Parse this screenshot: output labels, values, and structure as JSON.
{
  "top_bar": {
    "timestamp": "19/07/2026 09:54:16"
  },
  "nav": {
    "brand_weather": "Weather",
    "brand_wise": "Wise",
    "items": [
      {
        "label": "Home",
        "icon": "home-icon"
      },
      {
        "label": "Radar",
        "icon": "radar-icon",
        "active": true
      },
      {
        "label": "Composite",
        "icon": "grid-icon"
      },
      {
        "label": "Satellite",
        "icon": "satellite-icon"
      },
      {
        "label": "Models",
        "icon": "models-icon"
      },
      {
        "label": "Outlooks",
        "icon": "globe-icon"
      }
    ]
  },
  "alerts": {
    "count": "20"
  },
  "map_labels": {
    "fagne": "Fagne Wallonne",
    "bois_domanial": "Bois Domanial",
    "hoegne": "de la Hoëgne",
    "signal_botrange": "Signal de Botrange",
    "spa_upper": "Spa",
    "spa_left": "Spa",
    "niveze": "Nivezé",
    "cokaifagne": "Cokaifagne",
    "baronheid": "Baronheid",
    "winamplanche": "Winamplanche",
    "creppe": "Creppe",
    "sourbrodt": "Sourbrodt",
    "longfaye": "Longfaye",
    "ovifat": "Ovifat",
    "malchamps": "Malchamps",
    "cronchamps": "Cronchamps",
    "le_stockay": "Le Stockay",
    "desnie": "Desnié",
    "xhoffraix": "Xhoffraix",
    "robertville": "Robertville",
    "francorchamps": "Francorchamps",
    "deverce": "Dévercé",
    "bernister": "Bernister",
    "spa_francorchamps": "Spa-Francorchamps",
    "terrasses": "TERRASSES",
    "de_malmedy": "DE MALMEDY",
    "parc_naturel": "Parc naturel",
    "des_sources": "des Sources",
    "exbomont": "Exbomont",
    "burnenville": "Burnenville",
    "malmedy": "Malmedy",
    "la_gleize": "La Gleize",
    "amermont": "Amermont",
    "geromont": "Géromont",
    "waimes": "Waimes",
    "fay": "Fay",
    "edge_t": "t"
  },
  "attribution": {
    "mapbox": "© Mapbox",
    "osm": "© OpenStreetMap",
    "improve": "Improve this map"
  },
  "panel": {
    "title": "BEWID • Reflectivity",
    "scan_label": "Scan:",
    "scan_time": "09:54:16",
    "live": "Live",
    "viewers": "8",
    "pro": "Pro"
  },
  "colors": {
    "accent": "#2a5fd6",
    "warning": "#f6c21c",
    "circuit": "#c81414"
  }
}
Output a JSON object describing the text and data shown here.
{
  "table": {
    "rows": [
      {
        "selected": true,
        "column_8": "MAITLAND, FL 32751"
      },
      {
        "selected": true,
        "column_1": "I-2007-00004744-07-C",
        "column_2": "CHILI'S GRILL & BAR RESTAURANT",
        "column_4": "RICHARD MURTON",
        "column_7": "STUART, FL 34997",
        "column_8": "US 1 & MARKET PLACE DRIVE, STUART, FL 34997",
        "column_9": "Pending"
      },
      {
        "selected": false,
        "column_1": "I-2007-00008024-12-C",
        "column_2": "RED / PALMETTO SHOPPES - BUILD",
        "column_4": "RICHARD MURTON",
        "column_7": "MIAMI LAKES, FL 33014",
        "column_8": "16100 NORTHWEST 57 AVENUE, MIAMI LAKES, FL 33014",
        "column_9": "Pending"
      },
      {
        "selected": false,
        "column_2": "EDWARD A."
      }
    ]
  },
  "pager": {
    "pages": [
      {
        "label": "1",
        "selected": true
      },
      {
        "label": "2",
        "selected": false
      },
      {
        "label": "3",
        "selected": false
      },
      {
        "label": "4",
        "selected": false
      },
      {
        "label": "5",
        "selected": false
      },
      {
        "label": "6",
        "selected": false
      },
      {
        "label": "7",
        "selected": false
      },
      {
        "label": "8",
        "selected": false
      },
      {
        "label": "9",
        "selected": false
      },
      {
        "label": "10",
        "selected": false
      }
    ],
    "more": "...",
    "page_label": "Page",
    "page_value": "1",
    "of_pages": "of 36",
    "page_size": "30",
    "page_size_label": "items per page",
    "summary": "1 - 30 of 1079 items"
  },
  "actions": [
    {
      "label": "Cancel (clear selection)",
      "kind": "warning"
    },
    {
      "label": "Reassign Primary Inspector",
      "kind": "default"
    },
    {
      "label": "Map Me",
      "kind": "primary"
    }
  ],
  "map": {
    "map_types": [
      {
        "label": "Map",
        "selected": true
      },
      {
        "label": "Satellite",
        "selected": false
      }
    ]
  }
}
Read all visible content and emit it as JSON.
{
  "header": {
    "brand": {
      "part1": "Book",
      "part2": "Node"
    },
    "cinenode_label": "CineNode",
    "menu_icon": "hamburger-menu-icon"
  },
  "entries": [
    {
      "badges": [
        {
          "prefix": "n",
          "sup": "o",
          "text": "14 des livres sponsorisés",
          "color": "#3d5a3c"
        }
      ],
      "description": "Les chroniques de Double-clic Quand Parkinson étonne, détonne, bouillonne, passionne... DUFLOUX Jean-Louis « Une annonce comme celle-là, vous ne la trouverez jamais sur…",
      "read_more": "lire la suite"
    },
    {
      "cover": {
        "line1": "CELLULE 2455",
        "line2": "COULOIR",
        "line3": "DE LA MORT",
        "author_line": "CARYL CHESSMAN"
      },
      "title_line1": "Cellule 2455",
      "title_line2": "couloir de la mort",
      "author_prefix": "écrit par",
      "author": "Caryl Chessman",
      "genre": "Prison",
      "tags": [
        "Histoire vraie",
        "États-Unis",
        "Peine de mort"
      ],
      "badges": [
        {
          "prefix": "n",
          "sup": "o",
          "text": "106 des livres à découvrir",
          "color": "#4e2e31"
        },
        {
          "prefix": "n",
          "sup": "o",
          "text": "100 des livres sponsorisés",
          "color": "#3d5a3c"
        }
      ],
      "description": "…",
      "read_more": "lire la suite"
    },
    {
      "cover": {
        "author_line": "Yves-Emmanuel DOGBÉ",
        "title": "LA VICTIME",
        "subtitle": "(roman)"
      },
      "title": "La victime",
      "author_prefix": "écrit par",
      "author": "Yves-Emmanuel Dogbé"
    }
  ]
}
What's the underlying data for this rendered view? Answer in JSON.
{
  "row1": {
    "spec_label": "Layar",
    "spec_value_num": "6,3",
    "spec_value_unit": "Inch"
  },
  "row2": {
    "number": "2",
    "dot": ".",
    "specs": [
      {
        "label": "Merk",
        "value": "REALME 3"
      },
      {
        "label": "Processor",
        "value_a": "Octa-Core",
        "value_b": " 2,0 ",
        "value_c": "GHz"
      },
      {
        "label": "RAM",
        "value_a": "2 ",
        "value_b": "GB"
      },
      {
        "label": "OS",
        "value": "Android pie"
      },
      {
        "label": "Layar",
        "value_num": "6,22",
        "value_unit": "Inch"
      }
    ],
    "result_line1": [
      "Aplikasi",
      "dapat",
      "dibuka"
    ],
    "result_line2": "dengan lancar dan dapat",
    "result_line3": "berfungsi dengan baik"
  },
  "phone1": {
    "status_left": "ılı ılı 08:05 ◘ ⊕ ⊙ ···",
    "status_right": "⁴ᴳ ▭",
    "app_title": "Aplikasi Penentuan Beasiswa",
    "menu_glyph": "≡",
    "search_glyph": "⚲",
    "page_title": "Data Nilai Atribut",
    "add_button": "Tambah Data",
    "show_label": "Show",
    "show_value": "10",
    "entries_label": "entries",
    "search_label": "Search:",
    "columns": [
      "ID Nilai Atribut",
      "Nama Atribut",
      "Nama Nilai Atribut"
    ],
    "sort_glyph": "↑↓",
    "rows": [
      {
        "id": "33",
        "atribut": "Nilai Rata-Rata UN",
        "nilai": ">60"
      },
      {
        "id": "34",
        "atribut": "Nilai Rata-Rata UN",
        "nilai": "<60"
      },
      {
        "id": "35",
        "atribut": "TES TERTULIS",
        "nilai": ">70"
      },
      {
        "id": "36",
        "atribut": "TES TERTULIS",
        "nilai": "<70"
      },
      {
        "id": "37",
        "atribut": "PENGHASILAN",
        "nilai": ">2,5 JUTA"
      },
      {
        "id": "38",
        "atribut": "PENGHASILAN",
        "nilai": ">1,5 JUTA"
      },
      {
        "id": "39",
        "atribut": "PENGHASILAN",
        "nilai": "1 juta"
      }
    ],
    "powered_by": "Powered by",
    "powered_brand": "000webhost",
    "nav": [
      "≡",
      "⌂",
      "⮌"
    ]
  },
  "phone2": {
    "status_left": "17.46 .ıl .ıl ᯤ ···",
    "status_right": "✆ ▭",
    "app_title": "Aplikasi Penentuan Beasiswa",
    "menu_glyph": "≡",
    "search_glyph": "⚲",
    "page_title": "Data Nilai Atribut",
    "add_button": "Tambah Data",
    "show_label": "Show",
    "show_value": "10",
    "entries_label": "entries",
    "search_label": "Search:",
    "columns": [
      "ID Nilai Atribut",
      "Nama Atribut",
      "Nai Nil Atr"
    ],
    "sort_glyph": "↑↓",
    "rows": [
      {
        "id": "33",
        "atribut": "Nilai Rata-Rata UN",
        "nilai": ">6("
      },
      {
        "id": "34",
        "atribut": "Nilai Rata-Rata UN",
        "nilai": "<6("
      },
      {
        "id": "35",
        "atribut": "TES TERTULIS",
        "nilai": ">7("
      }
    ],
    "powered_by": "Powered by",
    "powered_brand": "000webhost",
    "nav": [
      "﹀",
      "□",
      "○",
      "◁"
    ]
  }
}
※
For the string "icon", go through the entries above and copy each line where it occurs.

RESPONSE TO THE TASK —
        "icon": "home-icon"
        "icon": "radar-icon",
        "icon": "grid-icon"
        "icon": "satellite-icon"
        "icon": "models-icon"
        "icon": "globe-icon"
    "menu_icon": "hamburger-menu-icon"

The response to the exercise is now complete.